Sacred Heart Prayers

Sacred Heart Prayers

As promised, a little published update and thank you for prayers heard.

I said this novena to the Sacred Heart of Jesus through the intercession of St. Jude:

May the Sacred Heart of Jesus be adored, glorified, loved and preserved throughout the world, now and forever. Sacred Heart of Jesus, pray for us. St. Jude, worker of miracles, pray for us. St. Jude, help of the hopeless, pray for us.

You say this prayer 9 times a day for 9 days, and you are guaranteed to have an answer on or before the 8th day. It has never failed. It didn’t fail this time, either.

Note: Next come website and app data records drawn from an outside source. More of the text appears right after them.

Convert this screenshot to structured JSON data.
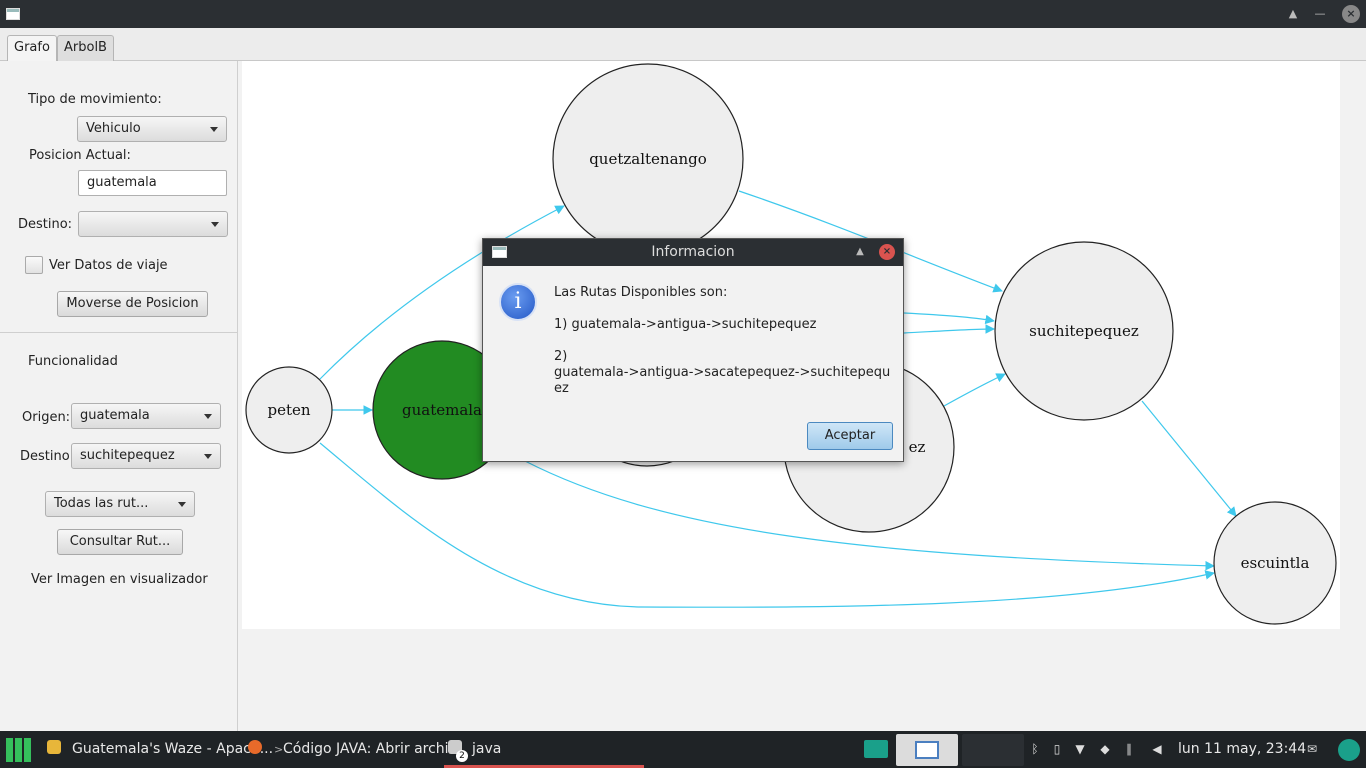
{
  "window": {
    "title": ""
  },
  "tabs": [
    {
      "label": "Grafo",
      "active": true
    },
    {
      "label": "ArbolB",
      "active": false
    }
  ],
  "left_panel": {
    "tipo_movimiento_label": "Tipo de movimiento:",
    "tipo_movimiento_value": "Vehiculo",
    "posicion_actual_label": "Posicion Actual:",
    "posicion_actual_value": "guatemala",
    "destino_label": "Destino:",
    "destino_value": "",
    "ver_datos_label": "Ver Datos de viaje",
    "ver_datos_checked": false,
    "moverse_button": "Moverse de Posicion",
    "funcionalidad_label": "Funcionalidad",
    "origen_label": "Origen:",
    "origen_value": "guatemala",
    "destino2_label": "Destino",
    "destino2_value": "suchitepequez",
    "todas_rutas_value": "Todas las rut...",
    "consultar_button": "Consultar Rut...",
    "ver_imagen_label": "Ver Imagen en visualizador"
  },
  "graph": {
    "nodes": [
      {
        "id": "quetzaltenango",
        "label": "quetzaltenango",
        "fill": "#eeeeee"
      },
      {
        "id": "suchitepequez",
        "label": "suchitepequez",
        "fill": "#eeeeee"
      },
      {
        "id": "peten",
        "label": "peten",
        "fill": "#eeeeee"
      },
      {
        "id": "guatemala",
        "label": "guatemala",
        "fill": "#228b22"
      },
      {
        "id": "sacatepequez",
        "label": "ez",
        "fill": "#eeeeee"
      },
      {
        "id": "escuintla",
        "label": "escuintla",
        "fill": "#eeeeee"
      }
    ],
    "edge_color": "#3fc8ec"
  },
  "dialog": {
    "title": "Informacion",
    "line1": "Las Rutas Disponibles son:",
    "line2": "1) guatemala->antigua->suchitepequez",
    "line3": "2)",
    "line4": "guatemala->antigua->sacatepequez->suchitepequ",
    "line5": "ez",
    "ok_button": "Aceptar",
    "icon": "info-icon"
  },
  "taskbar": {
    "item1": "Guatemala's Waze - Apach...",
    "item2": "Código JAVA: Abrir archi...",
    "item3": "java",
    "item3_badge": "2",
    "clock": "lun 11 may, 23:44"
  },
  "colors": {
    "titlebar": "#2b2f33",
    "taskbar": "#1f2326",
    "accent": "#4b89c0",
    "guatemala_node": "#228b22",
    "edge": "#3fc8ec"
  }
}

I prayed for either a new job or career direction. I have so many interests and I’ve been so confused, I haven’t really known what to look for.

This Saturday (the 7th day), I decided to go pray in front of the Blessed Sacrament. I tried to go in the morning before meeting a friend for lunch, but I ran out of time. Then, when I met my friend, she mentioned that she parked right near a really cool old Catholic Church. Wait, what?

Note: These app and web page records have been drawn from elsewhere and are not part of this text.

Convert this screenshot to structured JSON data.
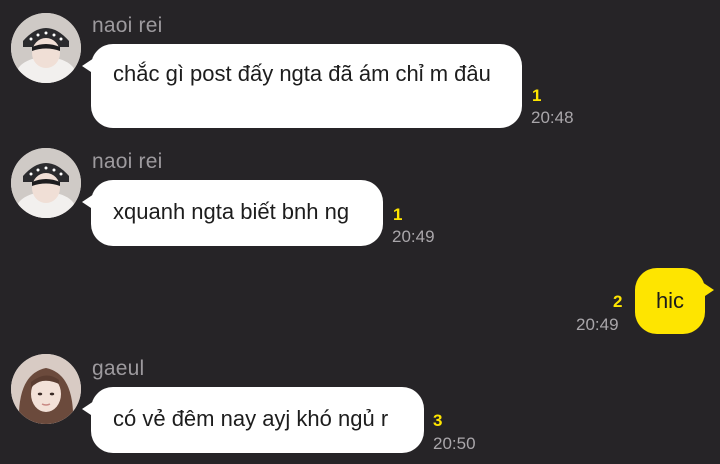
{
  "colors": {
    "background": "#262427",
    "incoming_bubble": "#ffffff",
    "outgoing_bubble": "#fee500",
    "unread_count": "#fee500",
    "sender_name": "#9d9a9e",
    "timestamp": "#a9a6aa"
  },
  "messages": [
    {
      "sender": "naoi rei",
      "text": "chắc gì post đấy ngta đã ám chỉ m đâu",
      "unread": "1",
      "time": "20:48",
      "direction": "incoming"
    },
    {
      "sender": "naoi rei",
      "text": "xquanh ngta biết bnh ng",
      "unread": "1",
      "time": "20:49",
      "direction": "incoming"
    },
    {
      "text": "hic",
      "unread": "2",
      "time": "20:49",
      "direction": "outgoing"
    },
    {
      "sender": "gaeul",
      "text": "có vẻ đêm nay ayj khó ngủ r",
      "unread": "3",
      "time": "20:50",
      "direction": "incoming"
    }
  ]
}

After lunch (and shopping!) we went inside the church to explore a little. Then, when my friend left, I stayed for about 20 minutes to pray.

While I was praying, I looked up and noticed that up above the tabernacle there was a very large statue of the Sacred Heart, front and center. Looks like I’m in the right place. I looked at that statue for a while and remembered why Jesus asked to be portrayed that way- because he loves us. He loves us so much and his heart continues to burn with love for us. He doesn’t want me to be miserable, directionless and without purpose. He has a plan for me.

My eyes were then drawn to the right of the altar, and a statue of St. Paul was there. St. Paul? What’s he doing here? Wait… this church is called St. Paul’s. St. Paul is the patron saint of writers!

St Paul

Yes, the Paul who wrote half the bible (basically) and who is quoted more than any other source in Christianity was an intellectual with many gifts who was called to use those gifts for the Kingdom of God.

I thought this must be the answer: to look to St. Paul, to be a writer, and to ask for his intercession in finding fulfilling employment using those gifts. I still wanted a little confirmation though. And after all, this was only day 7.

That night I started googling St. Paul novenas. I had never heard of a novena to St. Paul. He’s not exactly known to be a heavy hitter like Anthony, Jude or Therese. And then came God’s second whack over the head for me:

It turns out, the Daughters of St. Paul have a special novena to St. Paul, and it starts JUNE 21.

June 21. Sunday. The 8th day.

Boom.

So last night, we continued with our Sacred Heart novena (must do all 9 days in thanksgiving), and we began a novena to St. Paul the Apostle, patron saint of writers.